Task statement:
The answer should be every line below, retyped exactly.

+++ Source records +++

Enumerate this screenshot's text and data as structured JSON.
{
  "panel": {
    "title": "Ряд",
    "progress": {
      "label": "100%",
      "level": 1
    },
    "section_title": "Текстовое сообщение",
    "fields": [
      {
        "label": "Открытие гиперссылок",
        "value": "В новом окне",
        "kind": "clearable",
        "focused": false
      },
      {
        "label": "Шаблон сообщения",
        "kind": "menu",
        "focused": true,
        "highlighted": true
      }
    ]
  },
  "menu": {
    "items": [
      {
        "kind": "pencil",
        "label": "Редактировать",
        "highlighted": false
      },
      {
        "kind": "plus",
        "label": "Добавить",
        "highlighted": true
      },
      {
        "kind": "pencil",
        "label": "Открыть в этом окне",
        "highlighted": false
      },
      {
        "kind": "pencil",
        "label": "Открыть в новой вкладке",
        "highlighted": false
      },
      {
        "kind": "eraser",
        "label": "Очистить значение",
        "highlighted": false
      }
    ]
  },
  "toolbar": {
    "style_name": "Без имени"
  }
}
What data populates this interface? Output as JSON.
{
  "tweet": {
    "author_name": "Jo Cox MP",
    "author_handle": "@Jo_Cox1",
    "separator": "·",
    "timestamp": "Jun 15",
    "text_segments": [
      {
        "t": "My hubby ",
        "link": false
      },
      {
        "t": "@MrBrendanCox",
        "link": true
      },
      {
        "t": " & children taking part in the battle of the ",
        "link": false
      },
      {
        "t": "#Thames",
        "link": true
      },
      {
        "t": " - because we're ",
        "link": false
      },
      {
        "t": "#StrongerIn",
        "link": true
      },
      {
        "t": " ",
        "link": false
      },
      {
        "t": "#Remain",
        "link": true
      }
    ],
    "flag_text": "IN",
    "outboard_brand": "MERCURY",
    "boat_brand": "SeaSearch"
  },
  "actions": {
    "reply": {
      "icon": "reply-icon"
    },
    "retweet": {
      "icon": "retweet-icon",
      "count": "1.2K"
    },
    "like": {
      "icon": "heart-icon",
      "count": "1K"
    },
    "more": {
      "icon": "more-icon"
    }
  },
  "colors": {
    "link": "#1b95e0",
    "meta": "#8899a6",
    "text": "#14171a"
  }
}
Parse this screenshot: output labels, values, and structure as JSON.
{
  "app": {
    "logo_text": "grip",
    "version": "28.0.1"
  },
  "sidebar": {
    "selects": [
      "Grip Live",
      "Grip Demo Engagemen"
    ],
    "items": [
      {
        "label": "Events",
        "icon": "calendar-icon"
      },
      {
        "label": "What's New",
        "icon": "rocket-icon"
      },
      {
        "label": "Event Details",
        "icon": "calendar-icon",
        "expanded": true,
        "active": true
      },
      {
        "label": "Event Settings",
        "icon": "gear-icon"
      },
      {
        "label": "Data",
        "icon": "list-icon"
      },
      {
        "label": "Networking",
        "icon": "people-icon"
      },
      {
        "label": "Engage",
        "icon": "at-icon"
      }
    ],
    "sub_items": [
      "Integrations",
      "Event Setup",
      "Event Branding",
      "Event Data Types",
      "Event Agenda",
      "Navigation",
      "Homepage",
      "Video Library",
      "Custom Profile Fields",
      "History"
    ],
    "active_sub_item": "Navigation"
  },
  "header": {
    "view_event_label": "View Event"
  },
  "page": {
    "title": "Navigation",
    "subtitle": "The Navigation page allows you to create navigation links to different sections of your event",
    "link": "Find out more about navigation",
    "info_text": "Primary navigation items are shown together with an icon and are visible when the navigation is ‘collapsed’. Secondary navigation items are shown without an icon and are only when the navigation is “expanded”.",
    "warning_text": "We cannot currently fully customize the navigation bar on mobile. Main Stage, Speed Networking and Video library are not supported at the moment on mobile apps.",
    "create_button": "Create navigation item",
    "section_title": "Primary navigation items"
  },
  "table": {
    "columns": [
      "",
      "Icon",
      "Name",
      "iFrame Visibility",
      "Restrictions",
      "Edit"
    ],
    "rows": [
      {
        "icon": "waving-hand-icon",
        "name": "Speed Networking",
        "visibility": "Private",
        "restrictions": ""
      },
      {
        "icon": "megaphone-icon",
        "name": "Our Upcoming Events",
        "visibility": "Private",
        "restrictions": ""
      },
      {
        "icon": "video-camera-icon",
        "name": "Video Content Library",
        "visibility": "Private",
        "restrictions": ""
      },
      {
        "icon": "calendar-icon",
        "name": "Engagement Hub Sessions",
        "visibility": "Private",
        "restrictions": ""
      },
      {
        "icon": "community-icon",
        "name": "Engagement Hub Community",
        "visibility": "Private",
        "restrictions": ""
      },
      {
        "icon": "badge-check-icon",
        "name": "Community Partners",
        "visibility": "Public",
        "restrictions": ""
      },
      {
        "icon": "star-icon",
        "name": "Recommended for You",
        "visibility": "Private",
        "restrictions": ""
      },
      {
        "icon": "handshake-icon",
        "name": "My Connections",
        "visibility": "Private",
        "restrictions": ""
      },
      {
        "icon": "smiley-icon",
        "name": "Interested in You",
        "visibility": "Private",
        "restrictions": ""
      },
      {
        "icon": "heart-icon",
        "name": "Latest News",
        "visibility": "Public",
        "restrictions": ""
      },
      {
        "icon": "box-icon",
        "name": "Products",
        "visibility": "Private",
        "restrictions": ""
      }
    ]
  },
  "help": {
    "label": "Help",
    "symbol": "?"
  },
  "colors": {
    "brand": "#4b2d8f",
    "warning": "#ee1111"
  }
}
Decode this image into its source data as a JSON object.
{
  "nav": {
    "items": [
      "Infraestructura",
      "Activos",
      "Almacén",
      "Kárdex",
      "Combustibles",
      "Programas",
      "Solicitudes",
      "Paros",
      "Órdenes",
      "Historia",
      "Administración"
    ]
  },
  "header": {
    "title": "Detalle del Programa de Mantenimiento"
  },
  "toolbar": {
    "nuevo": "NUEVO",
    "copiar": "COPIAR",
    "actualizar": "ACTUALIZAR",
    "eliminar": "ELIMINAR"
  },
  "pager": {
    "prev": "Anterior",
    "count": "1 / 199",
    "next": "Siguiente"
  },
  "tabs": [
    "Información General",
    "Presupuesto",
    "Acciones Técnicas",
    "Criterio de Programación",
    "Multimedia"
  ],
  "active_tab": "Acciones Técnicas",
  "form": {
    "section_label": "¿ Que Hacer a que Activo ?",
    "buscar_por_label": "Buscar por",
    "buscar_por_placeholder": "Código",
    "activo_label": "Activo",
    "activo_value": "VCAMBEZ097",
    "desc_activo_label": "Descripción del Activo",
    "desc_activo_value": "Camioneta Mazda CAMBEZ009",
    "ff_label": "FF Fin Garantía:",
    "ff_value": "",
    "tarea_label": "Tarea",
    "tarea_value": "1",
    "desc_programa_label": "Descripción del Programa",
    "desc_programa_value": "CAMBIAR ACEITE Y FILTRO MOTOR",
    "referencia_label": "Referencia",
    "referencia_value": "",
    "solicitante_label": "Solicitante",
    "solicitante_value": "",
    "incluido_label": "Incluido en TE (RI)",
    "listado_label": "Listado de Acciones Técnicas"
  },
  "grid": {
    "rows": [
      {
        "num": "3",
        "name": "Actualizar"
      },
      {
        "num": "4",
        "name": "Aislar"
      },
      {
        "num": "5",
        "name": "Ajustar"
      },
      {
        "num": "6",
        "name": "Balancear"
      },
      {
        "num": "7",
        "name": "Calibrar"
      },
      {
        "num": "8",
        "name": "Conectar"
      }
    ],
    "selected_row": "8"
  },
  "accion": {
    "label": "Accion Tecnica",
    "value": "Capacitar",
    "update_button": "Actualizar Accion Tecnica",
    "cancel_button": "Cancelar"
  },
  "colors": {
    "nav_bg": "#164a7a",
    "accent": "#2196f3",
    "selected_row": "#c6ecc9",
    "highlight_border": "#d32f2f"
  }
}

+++

Solution for this problem:
Enumerate this screenshot's text and data as structured JSON.
{
  "panel": {
    "title": "Ряд",
    "progress": {
      "label": "100%",
      "level": 1
    },
    "section_title": "Текстовое сообщение",
    "fields": [
      {
        "label": "Открытие гиперссылок",
        "value": "В новом окне",
        "kind": "clearable",
        "focused": false
      },
      {
        "label": "Шаблон сообщения",
        "kind": "menu",
        "focused": true,
        "highlighted": true
      }
    ]
  },
  "menu": {
    "items": [
      {
        "kind": "pencil",
        "label": "Редактировать",
        "highlighted": false
      },
      {
        "kind": "plus",
        "label": "Добавить",
        "highlighted": true
      },
      {
        "kind": "pencil",
        "label": "Открыть в этом окне",
        "highlighted": false
      },
      {
        "kind": "pencil",
        "label": "Открыть в новой вкладке",
        "highlighted": false
      },
      {
        "kind": "eraser",
        "label": "Очистить значение",
        "highlighted": false
      }
    ]
  },
  "toolbar": {
    "style_name": "Без имени"
  }
}
What data populates this interface? Output as JSON.
{
  "tweet": {
    "author_name": "Jo Cox MP",
    "author_handle": "@Jo_Cox1",
    "separator": "·",
    "timestamp": "Jun 15",
    "text_segments": [
      {
        "t": "My hubby ",
        "link": false
      },
      {
        "t": "@MrBrendanCox",
        "link": true
      },
      {
        "t": " & children taking part in the battle of the ",
        "link": false
      },
      {
        "t": "#Thames",
        "link": true
      },
      {
        "t": " - because we're ",
        "link": false
      },
      {
        "t": "#StrongerIn",
        "link": true
      },
      {
        "t": " ",
        "link": false
      },
      {
        "t": "#Remain",
        "link": true
      }
    ],
    "flag_text": "IN",
    "outboard_brand": "MERCURY",
    "boat_brand": "SeaSearch"
  },
  "actions": {
    "reply": {
      "icon": "reply-icon"
    },
    "retweet": {
      "icon": "retweet-icon",
      "count": "1.2K"
    },
    "like": {
      "icon": "heart-icon",
      "count": "1K"
    },
    "more": {
      "icon": "more-icon"
    }
  },
  "colors": {
    "link": "#1b95e0",
    "meta": "#8899a6",
    "text": "#14171a"
  }
}
Parse this screenshot: output labels, values, and structure as JSON.
{
  "app": {
    "logo_text": "grip",
    "version": "28.0.1"
  },
  "sidebar": {
    "selects": [
      "Grip Live",
      "Grip Demo Engagemen"
    ],
    "items": [
      {
        "label": "Events",
        "icon": "calendar-icon"
      },
      {
        "label": "What's New",
        "icon": "rocket-icon"
      },
      {
        "label": "Event Details",
        "icon": "calendar-icon",
        "expanded": true,
        "active": true
      },
      {
        "label": "Event Settings",
        "icon": "gear-icon"
      },
      {
        "label": "Data",
        "icon": "list-icon"
      },
      {
        "label": "Networking",
        "icon": "people-icon"
      },
      {
        "label": "Engage",
        "icon": "at-icon"
      }
    ],
    "sub_items": [
      "Integrations",
      "Event Setup",
      "Event Branding",
      "Event Data Types",
      "Event Agenda",
      "Navigation",
      "Homepage",
      "Video Library",
      "Custom Profile Fields",
      "History"
    ],
    "active_sub_item": "Navigation"
  },
  "header": {
    "view_event_label": "View Event"
  },
  "page": {
    "title": "Navigation",
    "subtitle": "The Navigation page allows you to create navigation links to different sections of your event",
    "link": "Find out more about navigation",
    "info_text": "Primary navigation items are shown together with an icon and are visible when the navigation is ‘collapsed’. Secondary navigation items are shown without an icon and are only when the navigation is “expanded”.",
    "warning_text": "We cannot currently fully customize the navigation bar on mobile. Main Stage, Speed Networking and Video library are not supported at the moment on mobile apps.",
    "create_button": "Create navigation item",
    "section_title": "Primary navigation items"
  },
  "table": {
    "columns": [
      "",
      "Icon",
      "Name",
      "iFrame Visibility",
      "Restrictions",
      "Edit"
    ],
    "rows": [
      {
        "icon": "waving-hand-icon",
        "name": "Speed Networking",
        "visibility": "Private",
        "restrictions": ""
      },
      {
        "icon": "megaphone-icon",
        "name": "Our Upcoming Events",
        "visibility": "Private",
        "restrictions": ""
      },
      {
        "icon": "video-camera-icon",
        "name": "Video Content Library",
        "visibility": "Private",
        "restrictions": ""
      },
      {
        "icon": "calendar-icon",
        "name": "Engagement Hub Sessions",
        "visibility": "Private",
        "restrictions": ""
      },
      {
        "icon": "community-icon",
        "name": "Engagement Hub Community",
        "visibility": "Private",
        "restrictions": ""
      },
      {
        "icon": "badge-check-icon",
        "name": "Community Partners",
        "visibility": "Public",
        "restrictions": ""
      },
      {
        "icon": "star-icon",
        "name": "Recommended for You",
        "visibility": "Private",
        "restrictions": ""
      },
      {
        "icon": "handshake-icon",
        "name": "My Connections",
        "visibility": "Private",
        "restrictions": ""
      },
      {
        "icon": "smiley-icon",
        "name": "Interested in You",
        "visibility": "Private",
        "restrictions": ""
      },
      {
        "icon": "heart-icon",
        "name": "Latest News",
        "visibility": "Public",
        "restrictions": ""
      },
      {
        "icon": "box-icon",
        "name": "Products",
        "visibility": "Private",
        "restrictions": ""
      }
    ]
  },
  "help": {
    "label": "Help",
    "symbol": "?"
  },
  "colors": {
    "brand": "#4b2d8f",
    "warning": "#ee1111"
  }
}
Decode this image into its source data as a JSON object.
{
  "nav": {
    "items": [
      "Infraestructura",
      "Activos",
      "Almacén",
      "Kárdex",
      "Combustibles",
      "Programas",
      "Solicitudes",
      "Paros",
      "Órdenes",
      "Historia",
      "Administración"
    ]
  },
  "header": {
    "title": "Detalle del Programa de Mantenimiento"
  },
  "toolbar": {
    "nuevo": "NUEVO",
    "copiar": "COPIAR",
    "actualizar": "ACTUALIZAR",
    "eliminar": "ELIMINAR"
  },
  "pager": {
    "prev": "Anterior",
    "count": "1 / 199",
    "next": "Siguiente"
  },
  "tabs": [
    "Información General",
    "Presupuesto",
    "Acciones Técnicas",
    "Criterio de Programación",
    "Multimedia"
  ],
  "active_tab": "Acciones Técnicas",
  "form": {
    "section_label": "¿ Que Hacer a que Activo ?",
    "buscar_por_label": "Buscar por",
    "buscar_por_placeholder": "Código",
    "activo_label": "Activo",
    "activo_value": "VCAMBEZ097",
    "desc_activo_label": "Descripción del Activo",
    "desc_activo_value": "Camioneta Mazda CAMBEZ009",
    "ff_label": "FF Fin Garantía:",
    "ff_value": "",
    "tarea_label": "Tarea",
    "tarea_value": "1",
    "desc_programa_label": "Descripción del Programa",
    "desc_programa_value": "CAMBIAR ACEITE Y FILTRO MOTOR",
    "referencia_label": "Referencia",
    "referencia_value": "",
    "solicitante_label": "Solicitante",
    "solicitante_value": "",
    "incluido_label": "Incluido en TE (RI)",
    "listado_label": "Listado de Acciones Técnicas"
  },
  "grid": {
    "rows": [
      {
        "num": "3",
        "name": "Actualizar"
      },
      {
        "num": "4",
        "name": "Aislar"
      },
      {
        "num": "5",
        "name": "Ajustar"
      },
      {
        "num": "6",
        "name": "Balancear"
      },
      {
        "num": "7",
        "name": "Calibrar"
      },
      {
        "num": "8",
        "name": "Conectar"
      }
    ],
    "selected_row": "8"
  },
  "accion": {
    "label": "Accion Tecnica",
    "value": "Capacitar",
    "update_button": "Actualizar Accion Tecnica",
    "cancel_button": "Cancelar"
  },
  "colors": {
    "nav_bg": "#164a7a",
    "accent": "#2196f3",
    "selected_row": "#c6ecc9",
    "highlight_border": "#d32f2f"
  }
}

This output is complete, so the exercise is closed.